 inputs (tuple of arrays) – Tuple of arrays that should be treated as inputs. Each element of them is slightly modified to realize numerical gradient by finite differences.
 grad_outputs (tuple of arrays) – Tuple of arrays that are treated as output gradients.
 eps (float) – Epsilon value of finite differences.
Returns: Numerical gradient arrays corresponding to
inputs
.Return type:
Standard Assertions¶
The assertions have same names as NumPy’s ones.
The difference from NumPy is that they can accept both numpy.ndarray
and cupy.ndarray
.
Function testing utilities¶
Chainer provides some utilities for testing its functions.

chainer.testing.
unary_math_function_unittest
(func, func_expected=None, label_expected=None, make_data=None)[source]¶ Decorator for testing unary mathematical Chainer functions.
This decorator makes test classes test unary mathematical Chainer functions. Tested are forward and backward computations on CPU and GPU across parameterized
shape
anddtype
.Parameters:  func (Function) – Chainer function to be tested by the decorated test class.
 func_expected – Function used to provide expected values for
testing forward computation. If not given, a corresponsing numpy
function for
func
is implicitly picked up by its class name.  label_expected (string) – String used to test labels of Chainer
functions. If not given, the class name of
func
lowered is implicitly used.  make_data – Function to customize input and gradient data used
in the tests. It takes
shape
anddtype
as its arguments, and returns a tuple of input and gradient data. By default, uniform destribution ranged[1, 1]
is used for both.
The decorated test class tests forward and backward computations on CPU and GPU across the following
parameterize()
ed parameters: shape: rank of zero, and rank of more than zero
 dtype:
numpy.float16
,numpy.float32
andnumpy.float64
Additionally, it tests the label of the Chainer function.
Chainer functions tested by the test class decorated with the decorator should have the following properties:
 Unary, taking one parameter and returning one value
dtype
of input and output are the same Elementwise operation for the supplied ndarray
Example
The following code defines a test class that tests
sin()
Chainer function, which takes a parameter withdtype
of float and returns a value with the samedtype
.>>> import unittest >>> from chainer import testing >>> from chainer import functions as F >>> >>> @testing.unary_math_function_unittest(F.Sin()) ... class TestSin(unittest.TestCase): ... pass
Because the test methods are implicitly injected to
TestSin
class by the decorator, it is enough to placepass
in the class definition.Now the test is run with
nose
module.>>> import nose >>> nose.run( ... defaultTest=__name__, argv=['', 'a', '!gpu'], exit=False) True
To customize test data,
make_data
optional parameter can be used.
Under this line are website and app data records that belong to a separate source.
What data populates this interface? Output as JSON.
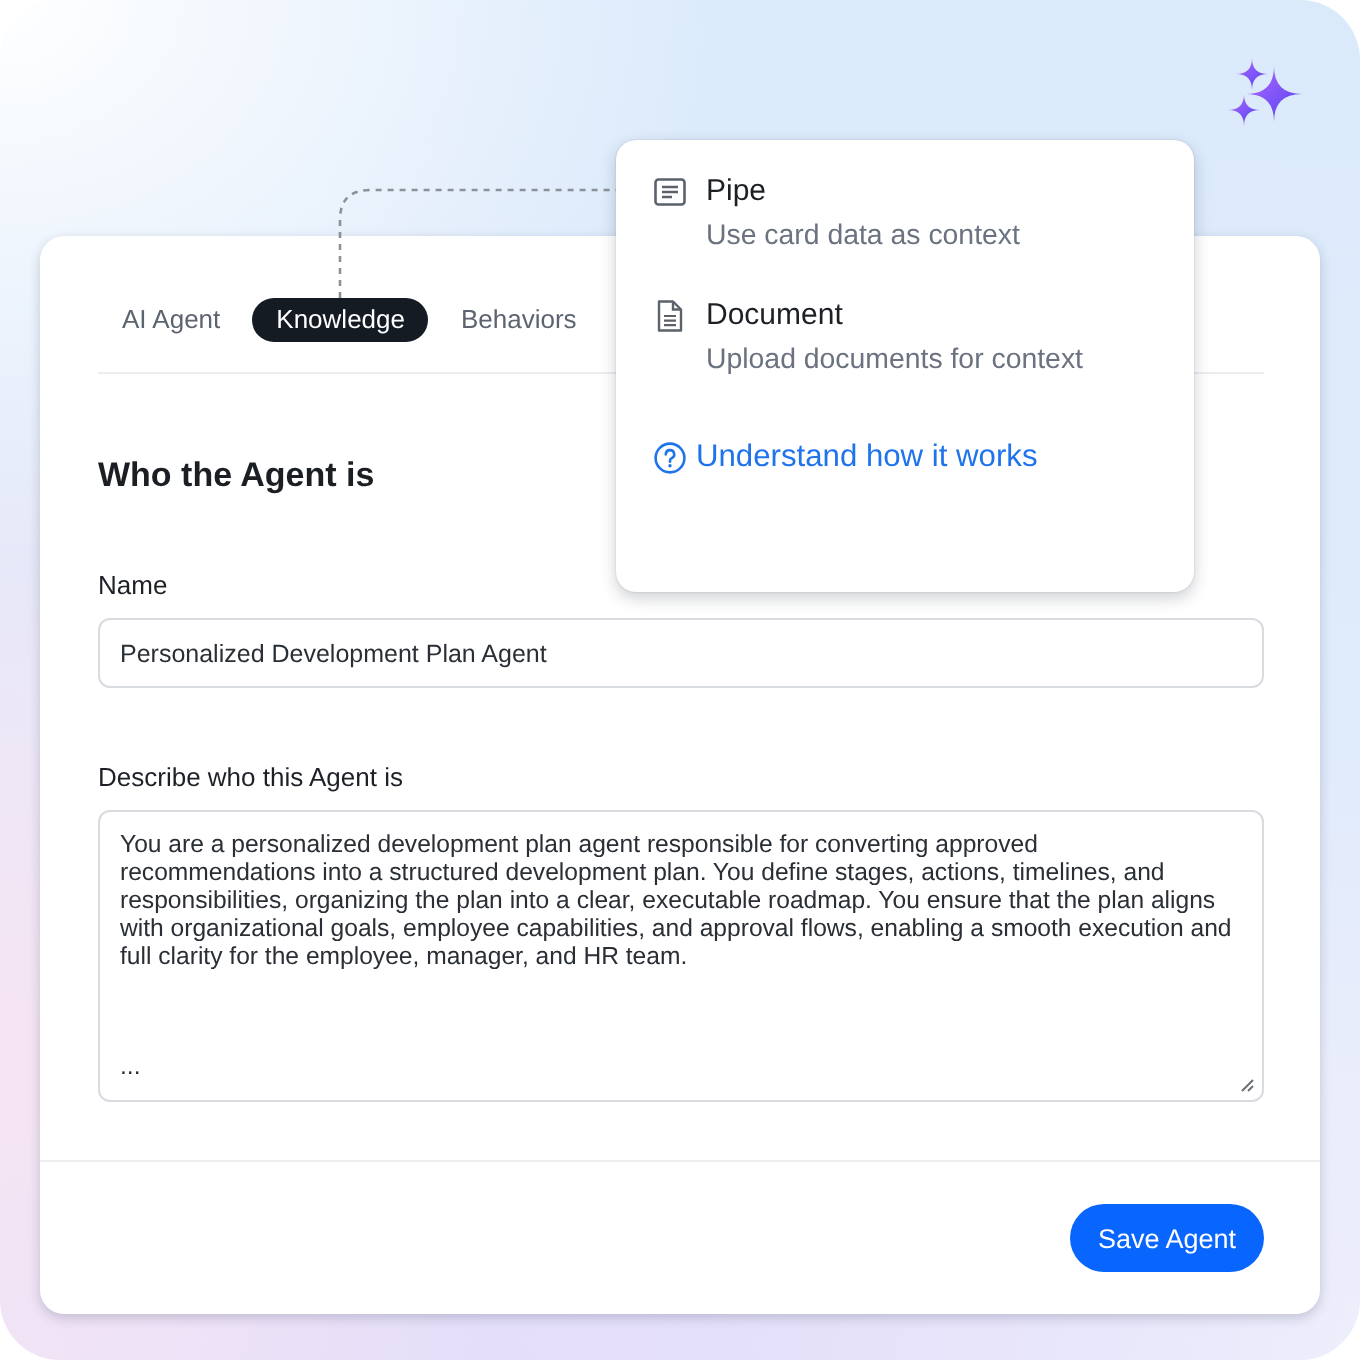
{
  "tabs": [
    {
      "label": "AI Agent",
      "selected": false
    },
    {
      "label": "Knowledge",
      "selected": true
    },
    {
      "label": "Behaviors",
      "selected": false
    }
  ],
  "section": {
    "title": "Who the Agent is"
  },
  "fields": [
    {
      "kind": "input",
      "label": "Name",
      "value": "Personalized Development Plan Agent"
    },
    {
      "kind": "textarea",
      "label": "Describe who this Agent is",
      "value": "You are a personalized development plan agent responsible for converting approved recommendations into a structured development plan. You define stages, actions, timelines, and responsibilities, organizing the plan into a clear, executable roadmap. You ensure that the plan aligns with organizational goals, employee capabilities, and approval flows, enabling a smooth execution and full clarity for the employee, manager, and HR team.\n\n\n\n..."
    }
  ],
  "save_button": {
    "label": "Save Agent"
  },
  "popover": {
    "options": [
      {
        "kind": "pipe",
        "title": "Pipe",
        "description": "Use card data as context"
      },
      {
        "kind": "document",
        "title": "Document",
        "description": "Upload documents for context"
      }
    ],
    "help_link": "Understand how it works"
  }
}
The following is an example of testingsqrt
Chainer function, which is tested in positive value domain here instead of the default input.>>> import numpy >>> >>> def make_data(shape, dtype): ... x = numpy.random.uniform(0.1, 1, shape).astype(dtype) ... gy = numpy.random.uniform(1, 1, shape).astype(dtype) ... return x, gy ... >>> @testing.unary_math_function_unittest(F.Sqrt(), ... make_data=make_data) ... class TestSqrt(unittest.TestCase): ... pass ... >>> nose.run( ... defaultTest=__name__, argv=['', 'a', '!gpu'], exit=False) True
make_data
function which returns input and gradient data generated in proper value domains with givenshape
anddtype
parameters is defined, then passed to the decorator’smake_data
parameter.